Assigned task:
Within the listing below, count the lines that have the string "Correspondências". Answer with that number only.

= = = = =

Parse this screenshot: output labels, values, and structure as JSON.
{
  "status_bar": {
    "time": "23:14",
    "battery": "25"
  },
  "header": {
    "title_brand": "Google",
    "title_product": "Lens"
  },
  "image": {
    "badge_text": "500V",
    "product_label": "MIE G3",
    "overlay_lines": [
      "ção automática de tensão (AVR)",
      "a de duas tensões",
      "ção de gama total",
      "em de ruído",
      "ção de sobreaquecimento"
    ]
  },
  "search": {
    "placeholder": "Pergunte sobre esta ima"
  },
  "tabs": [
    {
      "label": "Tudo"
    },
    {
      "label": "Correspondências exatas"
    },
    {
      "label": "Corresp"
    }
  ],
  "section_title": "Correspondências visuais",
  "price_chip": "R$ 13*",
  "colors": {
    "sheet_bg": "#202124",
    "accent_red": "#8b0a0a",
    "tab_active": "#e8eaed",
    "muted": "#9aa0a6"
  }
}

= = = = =

Result for this task:
2